Input
◆ ◆ ◆ ◆ ◆

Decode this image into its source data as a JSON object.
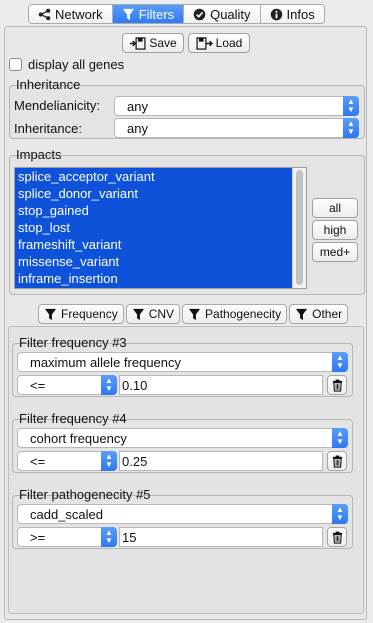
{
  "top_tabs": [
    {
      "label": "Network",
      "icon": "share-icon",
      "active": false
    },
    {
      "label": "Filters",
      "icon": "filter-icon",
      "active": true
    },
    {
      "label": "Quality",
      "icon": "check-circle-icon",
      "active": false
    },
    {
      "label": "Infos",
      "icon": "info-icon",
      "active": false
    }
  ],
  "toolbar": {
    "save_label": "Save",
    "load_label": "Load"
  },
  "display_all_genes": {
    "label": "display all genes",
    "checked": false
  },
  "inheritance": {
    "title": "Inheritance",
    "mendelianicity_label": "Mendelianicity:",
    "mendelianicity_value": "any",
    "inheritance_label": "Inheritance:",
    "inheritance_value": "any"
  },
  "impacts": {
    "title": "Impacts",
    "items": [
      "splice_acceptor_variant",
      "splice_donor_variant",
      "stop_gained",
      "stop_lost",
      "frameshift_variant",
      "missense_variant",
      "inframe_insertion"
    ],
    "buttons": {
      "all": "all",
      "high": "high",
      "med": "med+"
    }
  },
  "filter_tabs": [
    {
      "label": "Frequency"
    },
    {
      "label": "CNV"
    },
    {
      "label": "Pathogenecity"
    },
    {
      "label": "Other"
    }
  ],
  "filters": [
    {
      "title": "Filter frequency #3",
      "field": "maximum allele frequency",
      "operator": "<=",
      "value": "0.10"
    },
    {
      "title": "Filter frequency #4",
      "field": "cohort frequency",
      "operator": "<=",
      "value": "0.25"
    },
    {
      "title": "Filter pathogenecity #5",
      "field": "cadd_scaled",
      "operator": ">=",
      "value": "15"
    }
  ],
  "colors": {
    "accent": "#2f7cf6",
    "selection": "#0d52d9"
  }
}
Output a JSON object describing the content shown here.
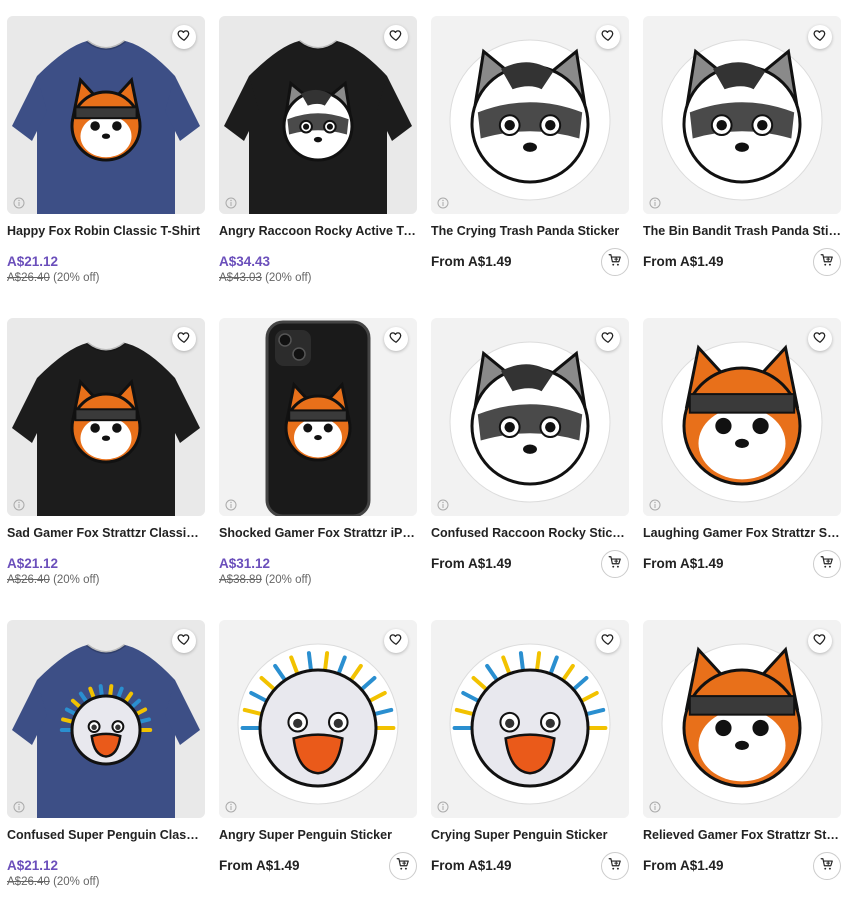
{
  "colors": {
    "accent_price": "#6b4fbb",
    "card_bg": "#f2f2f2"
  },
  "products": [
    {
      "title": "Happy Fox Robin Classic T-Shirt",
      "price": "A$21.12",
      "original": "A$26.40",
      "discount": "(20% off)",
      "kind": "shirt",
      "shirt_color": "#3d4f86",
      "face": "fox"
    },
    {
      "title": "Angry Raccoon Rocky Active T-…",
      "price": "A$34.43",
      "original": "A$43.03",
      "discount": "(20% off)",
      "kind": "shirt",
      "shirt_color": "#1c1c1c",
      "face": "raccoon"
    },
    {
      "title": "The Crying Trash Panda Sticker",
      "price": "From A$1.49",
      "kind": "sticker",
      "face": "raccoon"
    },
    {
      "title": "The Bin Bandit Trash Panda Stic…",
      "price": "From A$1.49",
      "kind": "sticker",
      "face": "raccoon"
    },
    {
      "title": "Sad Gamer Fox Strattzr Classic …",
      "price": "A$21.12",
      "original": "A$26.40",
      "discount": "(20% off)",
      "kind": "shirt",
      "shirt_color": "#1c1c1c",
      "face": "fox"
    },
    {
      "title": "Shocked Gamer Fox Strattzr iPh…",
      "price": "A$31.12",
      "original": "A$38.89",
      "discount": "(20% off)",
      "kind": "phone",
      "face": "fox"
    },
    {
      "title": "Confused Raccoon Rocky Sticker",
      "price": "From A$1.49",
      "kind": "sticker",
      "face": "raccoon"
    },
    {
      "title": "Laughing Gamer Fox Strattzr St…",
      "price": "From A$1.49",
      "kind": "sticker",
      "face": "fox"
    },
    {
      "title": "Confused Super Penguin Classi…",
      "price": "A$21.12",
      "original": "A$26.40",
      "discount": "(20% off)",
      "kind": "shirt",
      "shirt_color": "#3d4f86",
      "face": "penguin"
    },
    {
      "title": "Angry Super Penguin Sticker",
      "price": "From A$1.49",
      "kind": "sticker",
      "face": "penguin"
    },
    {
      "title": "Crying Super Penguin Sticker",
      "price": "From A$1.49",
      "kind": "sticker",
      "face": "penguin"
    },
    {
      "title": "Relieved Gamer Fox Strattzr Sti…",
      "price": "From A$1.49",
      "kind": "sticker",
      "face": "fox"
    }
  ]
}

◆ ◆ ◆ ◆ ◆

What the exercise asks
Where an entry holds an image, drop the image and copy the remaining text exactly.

Result for this task
Decode this image into its source data as a JSON object.
{
  "top_tabs": [
    {
      "label": "Network",
      "icon": "share-icon",
      "active": false
    },
    {
      "label": "Filters",
      "icon": "filter-icon",
      "active": true
    },
    {
      "label": "Quality",
      "icon": "check-circle-icon",
      "active": false
    },
    {
      "label": "Infos",
      "icon": "info-icon",
      "active": false
    }
  ],
  "toolbar": {
    "save_label": "Save",
    "load_label": "Load"
  },
  "display_all_genes": {
    "label": "display all genes",
    "checked": false
  },
  "inheritance": {
    "title": "Inheritance",
    "mendelianicity_label": "Mendelianicity:",
    "mendelianicity_value": "any",
    "inheritance_label": "Inheritance:",
    "inheritance_value": "any"
  },
  "impacts": {
    "title": "Impacts",
    "items": [
      "splice_acceptor_variant",
      "splice_donor_variant",
      "stop_gained",
      "stop_lost",
      "frameshift_variant",
      "missense_variant",
      "inframe_insertion"
    ],
    "buttons": {
      "all": "all",
      "high": "high",
      "med": "med+"
    }
  },
  "filter_tabs": [
    {
      "label": "Frequency"
    },
    {
      "label": "CNV"
    },
    {
      "label": "Pathogenecity"
    },
    {
      "label": "Other"
    }
  ],
  "filters": [
    {
      "title": "Filter frequency #3",
      "field": "maximum allele frequency",
      "operator": "<=",
      "value": "0.10"
    },
    {
      "title": "Filter frequency #4",
      "field": "cohort frequency",
      "operator": "<=",
      "value": "0.25"
    },
    {
      "title": "Filter pathogenecity #5",
      "field": "cadd_scaled",
      "operator": ">=",
      "value": "15"
    }
  ],
  "colors": {
    "accent": "#2f7cf6",
    "selection": "#0d52d9"
  }
}
Output a JSON object describing the content shown here.
{
  "colors": {
    "accent_price": "#6b4fbb",
    "card_bg": "#f2f2f2"
  },
  "products": [
    {
      "title": "Happy Fox Robin Classic T-Shirt",
      "price": "A$21.12",
      "original": "A$26.40",
      "discount": "(20% off)",
      "kind": "shirt",
      "shirt_color": "#3d4f86",
      "face": "fox"
    },
    {
      "title": "Angry Raccoon Rocky Active T-…",
      "price": "A$34.43",
      "original": "A$43.03",
      "discount": "(20% off)",
      "kind": "shirt",
      "shirt_color": "#1c1c1c",
      "face": "raccoon"
    },
    {
      "title": "The Crying Trash Panda Sticker",
      "price": "From A$1.49",
      "kind": "sticker",
      "face": "raccoon"
    },
    {
      "title": "The Bin Bandit Trash Panda Stic…",
      "price": "From A$1.49",
      "kind": "sticker",
      "face": "raccoon"
    },
    {
      "title": "Sad Gamer Fox Strattzr Classic …",
      "price": "A$21.12",
      "original": "A$26.40",
      "discount": "(20% off)",
      "kind": "shirt",
      "shirt_color": "#1c1c1c",
      "face": "fox"
    },
    {
      "title": "Shocked Gamer Fox Strattzr iPh…",
      "price": "A$31.12",
      "original": "A$38.89",
      "discount": "(20% off)",
      "kind": "phone",
      "face": "fox"
    },
    {
      "title": "Confused Raccoon Rocky Sticker",
      "price": "From A$1.49",
      "kind": "sticker",
      "face": "raccoon"
    },
    {
      "title": "Laughing Gamer Fox Strattzr St…",
      "price": "From A$1.49",
      "kind": "sticker",
      "face": "fox"
    },
    {
      "title": "Confused Super Penguin Classi…",
      "price": "A$21.12",
      "original": "A$26.40",
      "discount": "(20% off)",
      "kind": "shirt",
      "shirt_color": "#3d4f86",
      "face": "penguin"
    },
    {
      "title": "Angry Super Penguin Sticker",
      "price": "From A$1.49",
      "kind": "sticker",
      "face": "penguin"
    },
    {
      "title": "Crying Super Penguin Sticker",
      "price": "From A$1.49",
      "kind": "sticker",
      "face": "penguin"
    },
    {
      "title": "Relieved Gamer Fox Strattzr Sti…",
      "price": "From A$1.49",
      "kind": "sticker",
      "face": "fox"
    }
  ]
}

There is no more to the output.